The mainland is considering banning officials from eating shark fin at banquets paid for by public money within three years - a prohibition environmentalists say would give a big push to global efforts to end the trade.4 Jul 2012 - 12:00am
A woman has described the terrifying moment when she saw a huge shark as she swam with a group of children off Lamma Island.
Police confirmed the presence of a shark yesterday and authorities ordered the closure of 12 beaches on Lamma and Hong Kong Islands.2 Jul 2012 - 12:00am
I refer to the Lai See item ('Unhealthy appetite for cruelty in world's shark-fin capital, June 5) on a recent petition to legislators in Hong Kong, which once again criticises Chinese people for eating shark fin. It is signed by 41 scientists.13 Jun 2012 - 12:00am
Sustainable fishing is what matters
Proposed European Union shark fishing regulations will require sharks to be landed with fins on ('Europe plans blanket ban on shark finning', November 22).30 Nov 2011 - 12:00am
I am writing to express my view on The Peninsula hotel deciding to take shark fin dishes off its menu from the start of next year. I think other top hotels are likely to follow suit.29 Nov 2011 - 12:00am
Hong Kong's oldest hotel will take shark fin off the menu in a move applauded by marine conservation groups.
From the start of next year, The Peninsula will stop serving the iconic Chinese dish. It is the first hotel in the city to impose a complete ban.22 Nov 2011 - 12:00am
The only freshwater fish named after Hong Kong, identified recently as a new species, is already dwindling in numbers, spurring efforts by scientists to step up a breeding programme.
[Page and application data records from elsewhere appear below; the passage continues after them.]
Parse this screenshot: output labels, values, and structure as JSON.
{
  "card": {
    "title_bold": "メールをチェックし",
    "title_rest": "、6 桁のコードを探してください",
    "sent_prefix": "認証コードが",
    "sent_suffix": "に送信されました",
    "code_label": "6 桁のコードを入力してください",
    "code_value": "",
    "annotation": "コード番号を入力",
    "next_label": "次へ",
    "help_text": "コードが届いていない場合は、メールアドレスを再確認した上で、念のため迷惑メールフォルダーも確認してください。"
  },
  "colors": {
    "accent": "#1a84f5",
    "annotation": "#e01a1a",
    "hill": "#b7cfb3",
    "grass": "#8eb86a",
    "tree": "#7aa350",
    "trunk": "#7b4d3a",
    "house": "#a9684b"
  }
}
The Hong Kong paradise fish, Macropodus hongkongensis, found only in the city, is threatened by man-made damage to its habitat.31 Oct 2011 - 12:00am